* **Entries taken from a collection**
=== Begin Enclosure ===
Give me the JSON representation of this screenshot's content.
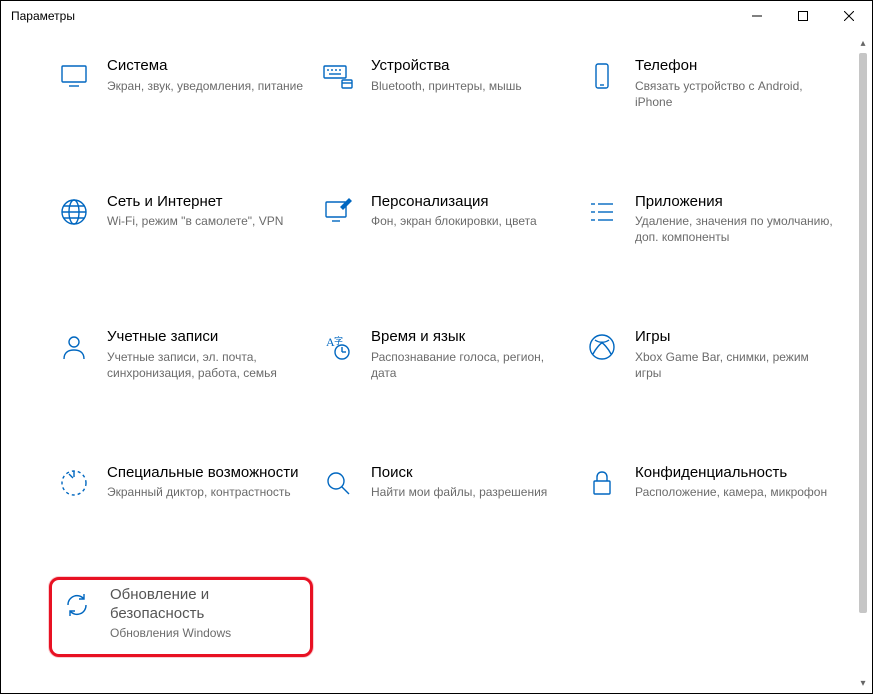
{
  "window": {
    "title": "Параметры"
  },
  "tiles": [
    {
      "id": "system",
      "title": "Система",
      "desc": "Экран, звук, уведомления, питание"
    },
    {
      "id": "devices",
      "title": "Устройства",
      "desc": "Bluetooth, принтеры, мышь"
    },
    {
      "id": "phone",
      "title": "Телефон",
      "desc": "Связать устройство с Android, iPhone"
    },
    {
      "id": "network",
      "title": "Сеть и Интернет",
      "desc": "Wi-Fi, режим \"в самолете\", VPN"
    },
    {
      "id": "personalization",
      "title": "Персонализация",
      "desc": "Фон, экран блокировки, цвета"
    },
    {
      "id": "apps",
      "title": "Приложения",
      "desc": "Удаление, значения по умолчанию, доп. компоненты"
    },
    {
      "id": "accounts",
      "title": "Учетные записи",
      "desc": "Учетные записи, эл. почта, синхронизация, работа, семья"
    },
    {
      "id": "time",
      "title": "Время и язык",
      "desc": "Распознавание голоса, регион, дата"
    },
    {
      "id": "gaming",
      "title": "Игры",
      "desc": "Xbox Game Bar, снимки, режим игры"
    },
    {
      "id": "ease",
      "title": "Специальные возможности",
      "desc": "Экранный диктор, контрастность"
    },
    {
      "id": "search",
      "title": "Поиск",
      "desc": "Найти мои файлы, разрешения"
    },
    {
      "id": "privacy",
      "title": "Конфиденциальность",
      "desc": "Расположение, камера, микрофон"
    },
    {
      "id": "update",
      "title": "Обновление и безопасность",
      "desc": "Обновления Windows"
    }
  ]
}
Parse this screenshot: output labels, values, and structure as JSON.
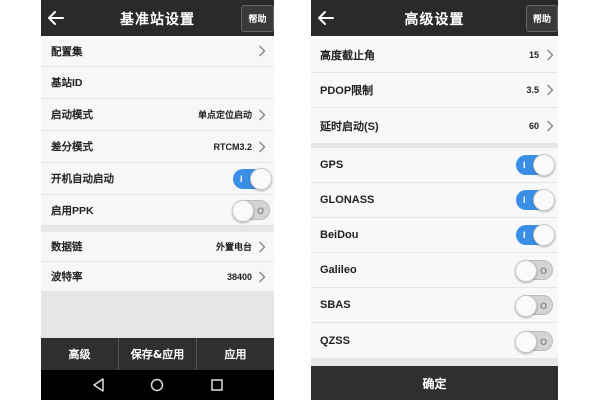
{
  "left_screen": {
    "header": {
      "title": "基准站设置",
      "help_label": "帮助"
    },
    "rows": {
      "config_set": {
        "label": "配置集"
      },
      "base_id": {
        "label": "基站ID"
      },
      "start_mode": {
        "label": "启动模式",
        "value": "单点定位启动"
      },
      "diff_format": {
        "label": "差分模式",
        "value": "RTCM3.2"
      },
      "auto_start": {
        "label": "开机自动启动",
        "toggle_on": true,
        "on_mark": "I",
        "off_mark": "O"
      },
      "enable_ppk": {
        "label": "启用PPK",
        "toggle_on": false,
        "on_mark": "I",
        "off_mark": "O"
      },
      "data_link": {
        "label": "数据链",
        "value": "外置电台"
      },
      "baud_rate": {
        "label": "波特率",
        "value": "38400"
      }
    },
    "bottom_buttons": {
      "advanced": "高级",
      "save_apply": "保存&应用",
      "apply": "应用"
    },
    "nav_icons": [
      "back-triangle-icon",
      "home-circle-icon",
      "recent-square-icon"
    ]
  },
  "right_screen": {
    "header": {
      "title": "高级设置",
      "help_label": "帮助"
    },
    "rows": {
      "elevation_mask": {
        "label": "高度截止角",
        "value": "15"
      },
      "pdop_limit": {
        "label": "PDOP限制",
        "value": "3.5"
      },
      "delay_start": {
        "label": "延时启动(S)",
        "value": "60"
      }
    },
    "constellations": {
      "gps": {
        "label": "GPS",
        "toggle_on": true,
        "on_mark": "I"
      },
      "glonass": {
        "label": "GLONASS",
        "toggle_on": true,
        "on_mark": "I"
      },
      "beidou": {
        "label": "BeiDou",
        "toggle_on": true,
        "on_mark": "I"
      },
      "galileo": {
        "label": "Galileo",
        "toggle_on": false,
        "off_mark": "O"
      },
      "sbas": {
        "label": "SBAS",
        "toggle_on": false,
        "off_mark": "O"
      },
      "qzss": {
        "label": "QZSS",
        "toggle_on": false,
        "off_mark": "O"
      }
    },
    "confirm_label": "确定"
  },
  "colors": {
    "header": "#2a2a2a",
    "toggle_on": "#3a8ee6",
    "toggle_off": "#d4d4d4",
    "bottom_bar": "#2f2f2f",
    "divider": "#e6e6e6"
  }
}
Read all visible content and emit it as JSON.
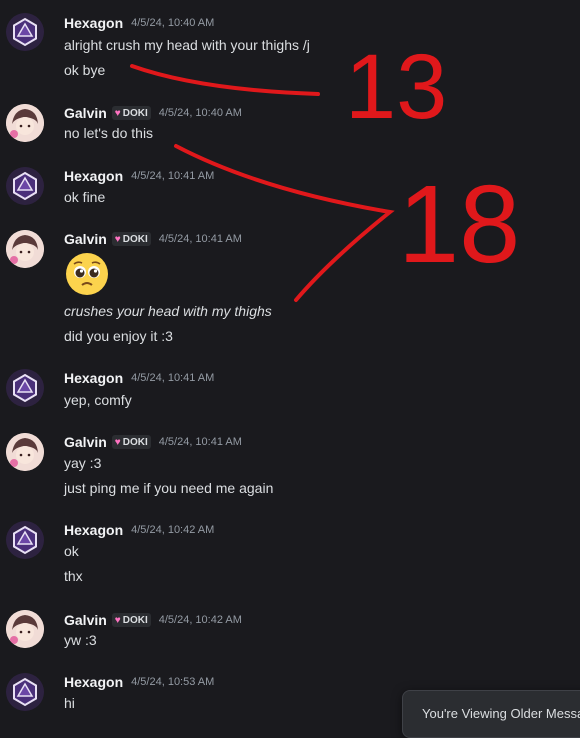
{
  "messages": [
    {
      "author": "Hexagon",
      "timestamp": "4/5/24, 10:40 AM",
      "lines": [
        "alright crush my head with your thighs /j",
        "ok bye"
      ]
    },
    {
      "author": "Galvin",
      "tag": "DOKI",
      "timestamp": "4/5/24, 10:40 AM",
      "lines": [
        "no let's do this"
      ]
    },
    {
      "author": "Hexagon",
      "timestamp": "4/5/24, 10:41 AM",
      "lines": [
        "ok fine"
      ]
    },
    {
      "author": "Galvin",
      "tag": "DOKI",
      "timestamp": "4/5/24, 10:41 AM",
      "emoji": "pleading-face",
      "lines": [
        "crushes your head with my thighs",
        "did you enjoy it :3"
      ]
    },
    {
      "author": "Hexagon",
      "timestamp": "4/5/24, 10:41 AM",
      "lines": [
        "yep, comfy"
      ]
    },
    {
      "author": "Galvin",
      "tag": "DOKI",
      "timestamp": "4/5/24, 10:41 AM",
      "lines": [
        "yay :3",
        "just ping me if you need me again"
      ]
    },
    {
      "author": "Hexagon",
      "timestamp": "4/5/24, 10:42 AM",
      "lines": [
        "ok",
        "thx"
      ]
    },
    {
      "author": "Galvin",
      "tag": "DOKI",
      "timestamp": "4/5/24, 10:42 AM",
      "lines": [
        "yw :3"
      ]
    },
    {
      "author": "Hexagon",
      "timestamp": "4/5/24, 10:53 AM",
      "lines": [
        "hi"
      ]
    }
  ],
  "annotations": {
    "first": "13",
    "second": "18",
    "color": "#e0181b"
  },
  "toast": {
    "text": "You're Viewing Older Messa"
  },
  "colors": {
    "background": "#1a1a1e",
    "author": "#f2f3f5",
    "text": "#dbdee1",
    "timestamp": "#949ba4",
    "tag_heart": "#ff73c2"
  }
}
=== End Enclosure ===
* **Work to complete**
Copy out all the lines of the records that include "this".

* **Written answer**
Give me the JSON representation of this screenshot's content.
Parse this screenshot: output labels, values, and structure as JSON.
        "no let's do this"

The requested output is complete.